Saturday 24 August
Imprisoned Writers: Women Speaking Up
The readings today are from women who have experienced or witnessed sexual abuse, women who have spoken out and spoken up in an attempt to re-claim the narrative around violent abuse of women and are campaigning for positive change.
If you would like to talk to someone about the issues raised in today's event, you can call the Rape Crisis Scotland helpline for free on 08088 01 03 02. Visit their website for more information about their work and ways to contact them.
We are also grateful to Edinburgh Rape Crisis for attending the event.
In July 2018, a 13-year-old schoolgirl named Nirmala Pant was raped and murdered in Nepal’s Kanchanpur District. This brutal crime, and the lack of effective investigation by the authorities, started a wave of protests across Nepal. Meanwhile two women accused the former Kathmandu mayor of sexual harassment, inspiring others to come forward with their stories. These testimonies from Nepalese activists Punjita and Rashmila describe why they feel speaking out about harassment and violence is so important, and what they have done to stand up and speak out for women in Nepal.
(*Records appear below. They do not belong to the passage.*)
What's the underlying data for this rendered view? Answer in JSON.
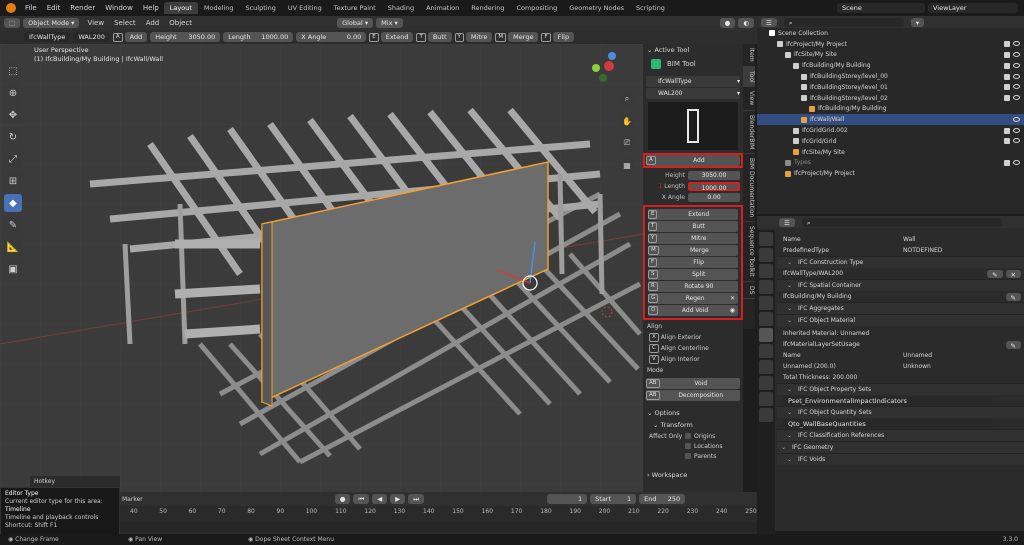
{
  "menu": [
    "File",
    "Edit",
    "Render",
    "Window",
    "Help"
  ],
  "workspaces": [
    {
      "label": "Layout",
      "active": true
    },
    {
      "label": "Modeling"
    },
    {
      "label": "Sculpting"
    },
    {
      "label": "UV Editing"
    },
    {
      "label": "Texture Paint"
    },
    {
      "label": "Shading"
    },
    {
      "label": "Animation"
    },
    {
      "label": "Rendering"
    },
    {
      "label": "Compositing"
    },
    {
      "label": "Geometry Nodes"
    },
    {
      "label": "Scripting"
    }
  ],
  "scene": {
    "label": "Scene",
    "view_layer": "ViewLayer"
  },
  "viewport_header": {
    "mode": "Object Mode",
    "menus": [
      "View",
      "Select",
      "Add",
      "Object"
    ],
    "orientation": "Global",
    "pivot": "Mix"
  },
  "tool_header": {
    "type": "IfcWallType",
    "type_value": "WAL200",
    "add_key": "A",
    "add_label": "Add",
    "height_label": "Height",
    "height_value": "3050.00",
    "length_label": "Length",
    "length_value": "1000.00",
    "xangle_label": "X Angle",
    "xangle_value": "0.00",
    "extend_key": "E",
    "extend_label": "Extend",
    "butt_key": "T",
    "butt_label": "Butt",
    "mitre_key": "Y",
    "mitre_label": "Mitre",
    "merge_key": "M",
    "merge_label": "Merge",
    "flip_key": "F",
    "flip_label": "Flip"
  },
  "viewport": {
    "perspective": "User Perspective",
    "object_path": "(1) IfcBuilding/My Building | IfcWall/Wall",
    "hotkey": "Hotkey"
  },
  "npanel": {
    "active_tool": "Active Tool",
    "tool_name": "BIM Tool",
    "class": "IfcWallType",
    "type": "WAL200",
    "add_key": "A",
    "add": "Add",
    "height_label": "Height",
    "height": "3050.00",
    "length_label": "Length",
    "length": "1000.00",
    "marker": "1",
    "xangle_label": "X Angle",
    "xangle": "0.00",
    "actions": [
      {
        "key": "E",
        "label": "Extend"
      },
      {
        "key": "T",
        "label": "Butt"
      },
      {
        "key": "Y",
        "label": "Mitre"
      },
      {
        "key": "M",
        "label": "Merge"
      },
      {
        "key": "F",
        "label": "Flip"
      },
      {
        "key": "S",
        "label": "Split"
      },
      {
        "key": "R",
        "label": "Rotate 90"
      },
      {
        "key": "G",
        "label": "Regen"
      },
      {
        "key": "O",
        "label": "Add Void"
      }
    ],
    "align_title": "Align",
    "align": [
      {
        "key": "X",
        "label": "Align Exterior"
      },
      {
        "key": "C",
        "label": "Align Centerline"
      },
      {
        "key": "V",
        "label": "Align Interior"
      }
    ],
    "mode_title": "Mode",
    "mode": [
      {
        "key": "AB",
        "label": "Void"
      },
      {
        "key": "AB",
        "label": "Decomposition"
      }
    ],
    "options": "Options",
    "transform": "Transform",
    "affect_only": "Affect Only",
    "affect": [
      "Origins",
      "Locations",
      "Parents"
    ],
    "workspace": "Workspace"
  },
  "vtabs": [
    "Item",
    "Tool",
    "View",
    "BlenderBIM",
    "BIM Documentation",
    "Sequence Toolkit",
    "DS"
  ],
  "outliner": {
    "items": [
      {
        "label": "Scene Collection",
        "indent": 0
      },
      {
        "label": "IfcProject/My Project",
        "indent": 1
      },
      {
        "label": "IfcSite/My Site",
        "indent": 2
      },
      {
        "label": "IfcBuilding/My Building",
        "indent": 3
      },
      {
        "label": "IfcBuildingStorey/level_00",
        "indent": 4
      },
      {
        "label": "IfcBuildingStorey/level_01",
        "indent": 4
      },
      {
        "label": "IfcBuildingStorey/level_02",
        "indent": 4
      },
      {
        "label": "IfcBuilding/My Building",
        "indent": 4
      },
      {
        "label": "IfcWall/Wall",
        "indent": 4,
        "selected": true
      },
      {
        "label": "IfcGridGrid.002",
        "indent": 3
      },
      {
        "label": "IfcGrid/Grid",
        "indent": 3
      },
      {
        "label": "IfcSite/My Site",
        "indent": 3
      },
      {
        "label": "Types",
        "indent": 2
      },
      {
        "label": "IfcProject/My Project",
        "indent": 2
      }
    ]
  },
  "properties": {
    "name_label": "Name",
    "name_value": "Wall",
    "predef_label": "PredefinedType",
    "predef_value": "NOTDEFINED",
    "construction_type": "IFC Construction Type",
    "wall_type": "IfcWallType/WAL200",
    "spatial_container": "IFC Spatial Container",
    "building": "IfcBuilding/My Building",
    "aggregates": "IFC Aggregates",
    "object_material": "IFC Object Material",
    "inherited": "Inherited Material: Unnamed",
    "layer_set": "IfcMaterialLayerSetUsage",
    "name2_label": "Name",
    "name2_value": "Unnamed",
    "layer": "Unnamed (200.0)",
    "unknown": "Unknown",
    "thickness": "Total Thickness: 200.000",
    "property_sets": "IFC Object Property Sets",
    "pset": "Pset_EnvironmentalImpactIndicators",
    "quantity_sets": "IFC Object Quantity Sets",
    "qto": "Qto_WallBaseQuantities",
    "class_refs": "IFC Classification References",
    "geometry": "IFC Geometry",
    "voids": "IFC Voids"
  },
  "timeline": {
    "marker": "Marker",
    "frame": "1",
    "start_label": "Start",
    "start": "1",
    "end_label": "End",
    "end": "250",
    "ticks": [
      "40",
      "50",
      "60",
      "70",
      "80",
      "90",
      "100",
      "110",
      "120",
      "130",
      "140",
      "150",
      "160",
      "170",
      "180",
      "190",
      "200",
      "210",
      "220",
      "230",
      "240",
      "250"
    ]
  },
  "tooltip": {
    "title": "Editor Type",
    "line1": "Current editor type for this area:",
    "current": "Timeline",
    "line2": "Timeline and playback controls",
    "line3": "Shortcut: Shift F1"
  },
  "status": {
    "left": "Change Frame",
    "mid": "Pan View",
    "right": "Dope Sheet Context Menu",
    "version": "3.3.0"
  },
  "colors": {
    "accent": "#4772b3",
    "highlight": "#d71f1f",
    "selection_outline": "#f0a030"
  }
}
Nadia Murad was abducted with other Yazidi women in August 2014 when their home village of Kocho in Sinjar, northern Iraq, was attacked by Isis. Captured alongside her sisters, she lost six brothers and her mother. She was awarded the 2018 Nobel Peace Prize jointly with Congolese gynaecologist Denis Mukwege for their efforts to end the use of sexual violence as a weapon of war and armed conflict. Today we are hearing an extract from her autobiography, The Last Girl: My Story of Captivity and My Fight Against the Islamic State.
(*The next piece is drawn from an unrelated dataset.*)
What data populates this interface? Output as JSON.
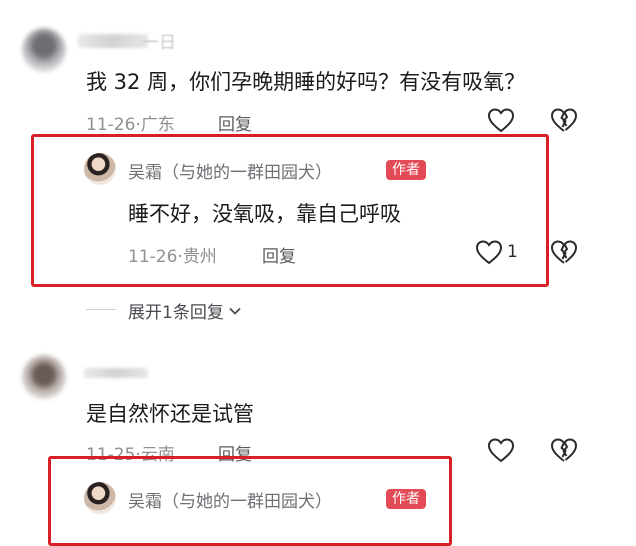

Speak Out Survivors was launched in October 2018 by its three co-founders; Suzy, Shirley and Emma. They are all survivors of childhood rape and sexual abuse, and each of them reported the abuse to Police Scotland. The police investigated their complaints but informed the women that it was not possible to prosecute because the evidence available in each case did not meet the legal requirements for corroboration. These limiting requirements make the vast majority of allegations of rape extremely difficult to prove, and as a consequence, most never reach court. The most recent figures, for 2017 - 2018, show that only 11% of reported rapes in Scotland resulted in a prosecution. Less than half of those resulted in a conviction. Speak out Survivors campaigns to change the law in support of survivors of serious sexual offences who have been failed by the Scottish criminal justice system, primarily by asking for the requirement of corroboration to be abolished in sexual assault cases. The testimony we are hearing today from Emma was published in the Scotsman in April this year.
Amnesty International has been calling on the Danish authorities to change the legal definition of rape to one based on sexual autonomy and consent, in line with international human rights standards, and to improve the treatment of victims during all stages of the legal process. As part of this campaign, we published the report Give us respect and justice! Overcoming barriers to justice for women rape survivors in Denmark. One of the many stories included in the report is this testimony from journalist, Kirstine Holst.
We are pleased to update that on 26 June 2019, the Danish Government published an agreement committing itself to introduce consent-based rape legislation. Amnesty International welcomes this long overdue commitment and looks forward to seeing the draft law. Kirstene commented:
A few weeks ago, an ordinary-looking man in a grey suit came on the television and said something which made me cry.
The man was Danish Prime Minister, Lars Løkke Rasmussen, announcing that his government would introduce new consent-based rape laws.
Women's rights activist Amal Fathy has been jailed in Egypt for posting about her experience of sexual harassment on Facebook.
Detained since May, Amal was sentenced to two years in prison on 29 September. An Egyptian court ordered her release on probation on 19 December, but she has yet to be freed.
You can become a friend of Edinburgh Rape Crisis and help them to provide their services to as many survivors of sexual violence as possible.
Find out more about supporting Rape Crisis Scotland or your local Rape Crisis centre.
The Imprisoned Writers Series at the Edinburgh International Book Festival
Since 1997, Amnesty International in Scotland has shared the voices of writers whose human rights have been compromised - because they have been imprisoned, exiled or executed for exercising their freedom of expression; because they face challenges in practicing their rights in their daily lives; or because they live in a country where their rights are oppressed.
These events, known as the Imprisoned Writers Series, seek to challenge, move and inspire by sharing writing by those whose freedom of expression is threatened or denied. Each day we are joined by four of the visiting authors who graciously volunteer their time to read the words of writers who cannot be at the Festival.
The Imprisoned Writers Series exists to amplify voices – both voices that cannot be heard because their right to speak has been taken away, and also those voices that we may find uncomfortable to hear. Not all of our authors have experienced detention, but they have all had their rights challenged, and have all fought to claim their rights.
Our blogs are written by Amnesty International staff, volunteers and other interested individuals, to encourage debate around human rights issues. They do not necessarily represent the views of Amnesty International.